Larger sheet balsa gliders can also be launched with a rubber band sling-shot and some have folding wings permitting launch to high altitude with prolonged glide resulting.
Progressing from "arm power" to the simplest mechanical power the modeler finds the rubber-powered R.O.G. There are numerous versions manufactured. All are similar to the slip-together chuck glider having formed sheet balsa wing and tails, a sticklike fuselage, a plastic propeller, rubber strand motor, wire landing gear and wheels. Some "wind-up" models have a free-wheeling arrangement on the propeller so that when rubber power is used up the propeller will turn by itself creating less drag thus giving a better glide.
The simple R.O.G. provides excellent training in the handling of power in a model. The modeler becomes aware of the importance of taking off into the wind. He becomes aware of the forces exerted by the rotating propeller on the model's flight. The simple turn and glide adjustments to tail and wing require more careful handling when coupled with propeller power.
In addition to the stick fuselage R.O.G.'s other ready-to-fly models have more realistic profile or rotted-sheet fuselages.
There are also rubber-powered helicopters which will climb straight up and then descend slowly without damage. The catapult or slingshot folding wing glider idea has also been applied to the helicopter. This model is provided with folding rotor blades that open at top of launch and revolve letting the whirly bird float gently down.
All of the chuck gliders, R.O.G.'s and copters have one feature in common. They are flown in free flight, that is, once launched or released they are "on their own." The course of the flight is determined by the adjustment made to the model before launching. In this the modeler has been greatly aided by the manufacturers. Most trim adjustments are built-in at the factory, giving the modeler a minimum of fussing and a maximum of flying fun.
A recent novel innovation in tethered or controlled flight type of model is the electric motor powered Stanzel "Electronic jet." This prop-driven model combines plastic and balsa construction and comes completely assembled, ready to fly. A battery powered electric motor is contained in a hand held power unit. The model propeller is turned by a length of flexible cable extending from the power unit to the model. The motor (and propeller) can be turned on and off by a switch. The model can be flown in a 15' diameter circle with the flyer standing in the center. With power turned on model will take-off and can be landed by turning power off. Circular flight can be aided by leading the model with the cable and by "beeping" the switch to vary amount of power. Twisting the plastic tubing housing the cable gives moderate up and down control of the model.
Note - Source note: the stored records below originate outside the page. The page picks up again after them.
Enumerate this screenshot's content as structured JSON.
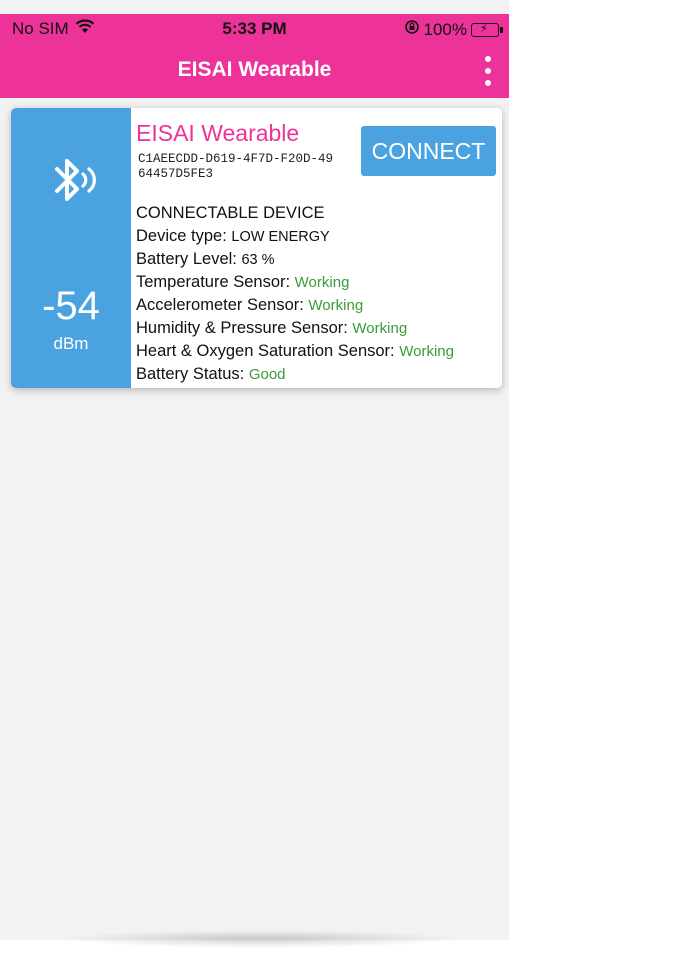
{
  "status_bar": {
    "carrier": "No SIM",
    "time": "5:33 PM",
    "battery": "100%",
    "icons": [
      "wifi-icon",
      "orientation-lock-icon",
      "battery-charging-icon"
    ]
  },
  "app_bar": {
    "title": "EISAI Wearable",
    "menu_icon": "more-vertical-icon"
  },
  "device": {
    "name": "EISAI Wearable",
    "uuid": "C1AEECDD-D619-4F7D-F20D-4964457D5FE3",
    "rssi": "-54",
    "rssi_unit": "dBm",
    "icon": "bluetooth-signal-icon",
    "connect_label": "CONNECT",
    "connectable": "CONNECTABLE DEVICE",
    "device_type_label": "Device type:",
    "device_type_value": "LOW ENERGY",
    "battery_level_label": "Battery Level:",
    "battery_level_value": "63 %",
    "sensors": [
      {
        "label": "Temperature Sensor:",
        "status": "Working"
      },
      {
        "label": "Accelerometer Sensor:",
        "status": "Working"
      },
      {
        "label": "Humidity & Pressure Sensor:",
        "status": "Working"
      },
      {
        "label": "Heart & Oxygen Saturation Sensor:",
        "status": "Working"
      },
      {
        "label": "Battery Status:",
        "status": "Good"
      }
    ]
  },
  "colors": {
    "accent_pink": "#ed3399",
    "accent_blue": "#4aa3e0",
    "status_ok": "#3a9a3a",
    "background": "#f2f2f2"
  }
}
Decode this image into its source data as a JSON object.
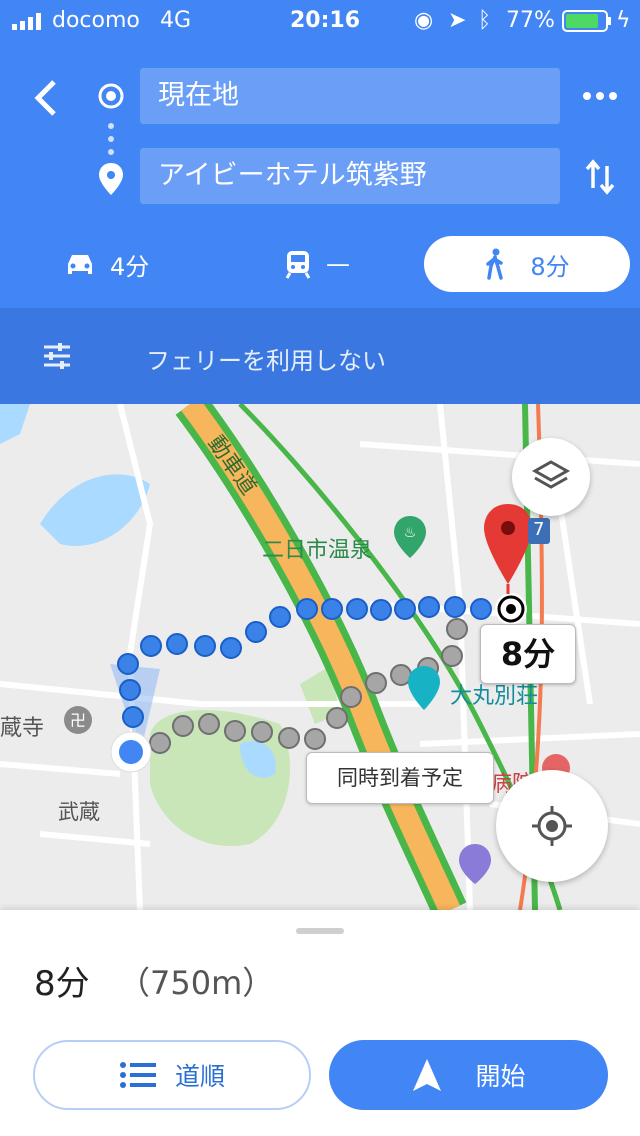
{
  "status_bar": {
    "carrier": "docomo",
    "network": "4G",
    "time": "20:16",
    "battery": "77%"
  },
  "route": {
    "origin": "現在地",
    "destination": "アイビーホテル筑紫野"
  },
  "modes": {
    "drive": "4分",
    "transit": "—",
    "walk": "8分"
  },
  "options": {
    "label": "フェリーを利用しない"
  },
  "map": {
    "labels": {
      "road": "動車道",
      "onsen": "二日市温泉",
      "daimaru": "大丸別荘",
      "temple": "蔵寺",
      "musashi": "武蔵",
      "hospital": "病院",
      "route_number": "7"
    },
    "eta_bubble": "8分",
    "callout": "同時到着予定"
  },
  "summary": {
    "duration": "8分",
    "distance": "（750m）"
  },
  "buttons": {
    "steps": "道順",
    "start": "開始"
  },
  "colors": {
    "primary": "#4285f4",
    "route": "#3b82e8",
    "alt_route": "#a6a6a6",
    "pin": "#e53935"
  }
}
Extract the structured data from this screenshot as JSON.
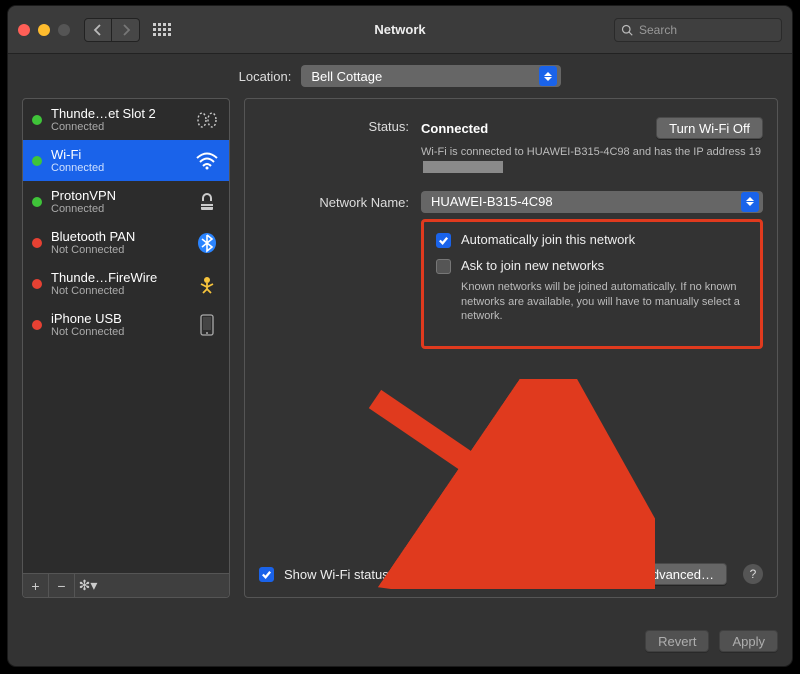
{
  "window": {
    "title": "Network"
  },
  "search": {
    "placeholder": "Search"
  },
  "location": {
    "label": "Location:",
    "value": "Bell Cottage"
  },
  "sidebar": {
    "services": [
      {
        "name": "Thunde…et Slot 2",
        "sub": "Connected",
        "status": "green",
        "icon": "thunderbolt-bridge-icon"
      },
      {
        "name": "Wi-Fi",
        "sub": "Connected",
        "status": "green",
        "icon": "wifi-icon",
        "selected": true
      },
      {
        "name": "ProtonVPN",
        "sub": "Connected",
        "status": "green",
        "icon": "lock-icon"
      },
      {
        "name": "Bluetooth PAN",
        "sub": "Not Connected",
        "status": "red",
        "icon": "bluetooth-icon"
      },
      {
        "name": "Thunde…FireWire",
        "sub": "Not Connected",
        "status": "red",
        "icon": "firewire-icon"
      },
      {
        "name": "iPhone USB",
        "sub": "Not Connected",
        "status": "red",
        "icon": "phone-icon"
      }
    ]
  },
  "status": {
    "label": "Status:",
    "value": "Connected",
    "turn_off": "Turn Wi-Fi Off",
    "desc_prefix": "Wi-Fi is connected to HUAWEI-B315-4C98 and has the IP address 19"
  },
  "network_name": {
    "label": "Network Name:",
    "value": "HUAWEI-B315-4C98"
  },
  "options": {
    "auto_join": {
      "label": "Automatically join this network",
      "checked": true
    },
    "ask_join": {
      "label": "Ask to join new networks",
      "checked": false,
      "desc": "Known networks will be joined automatically. If no known networks are available, you will have to manually select a network."
    }
  },
  "menubar_status": {
    "label": "Show Wi-Fi status in menu bar",
    "checked": true
  },
  "advanced": "Advanced…",
  "footer": {
    "revert": "Revert",
    "apply": "Apply"
  }
}
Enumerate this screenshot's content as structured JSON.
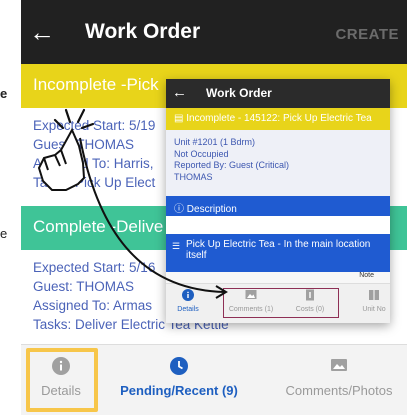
{
  "outer": {
    "back_glyph": "←",
    "title": "Work Order",
    "create_label": "CREATE",
    "left_peek_1": "e",
    "left_peek_2": "e",
    "banner1": "Incomplete -Pick",
    "card1": {
      "line1": "Expected Start: 5/19",
      "line2": "Guest: THOMAS",
      "line3": "Assigned To: Harris, ",
      "line4": "Tasks: Pick Up Elect"
    },
    "banner2": "Complete -Delive",
    "card2": {
      "line1": "Expected Start: 5/16",
      "line2": "Guest: THOMAS",
      "line3": "Assigned To: Armas",
      "line4": "Tasks: Deliver Electric Tea Kettle"
    },
    "nav": {
      "details": "Details",
      "pending": "Pending/Recent (9)",
      "comments": "Comments/Photos"
    }
  },
  "inner": {
    "back_glyph": "←",
    "title": "Work Order",
    "banner": "Incomplete - 145122: Pick Up Electric Tea",
    "unit": "Unit #1201 (1 Bdrm)",
    "occupancy": "Not Occupied",
    "reported": "Reported By: Guest  (Critical)",
    "reporter": "THOMAS",
    "description_label": "Description",
    "task": "Pick Up Electric Tea  - In the main location itself",
    "note_label": "Note",
    "nav": {
      "details": "Details",
      "comments": "Comments (1)",
      "costs": "Costs (0)",
      "unit": "Unit No"
    }
  },
  "colors": {
    "incomplete": "#e8d41a",
    "complete": "#3fc497",
    "accent_blue": "#1f5bd1",
    "highlight": "#f7c64a",
    "appbar": "#212121"
  }
}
This simply controlled and powered model is a fine example of a well-engineered product that provides the young modeler with an excellent stepping-stone to more advanced controlled model flying.
The lure of gas engine power is inescapable for the beginner. Fortunately he can achieve early flying success with the many engine-powered plastic control line models available. He will find semi-scale and scale versions of many big aircraft types from antique biplanes to guided missiles. There are also simplified tethered trainer types that require a minimum of flying skill yet still provide good training in engine starting and operation.
Posted December 25, 2010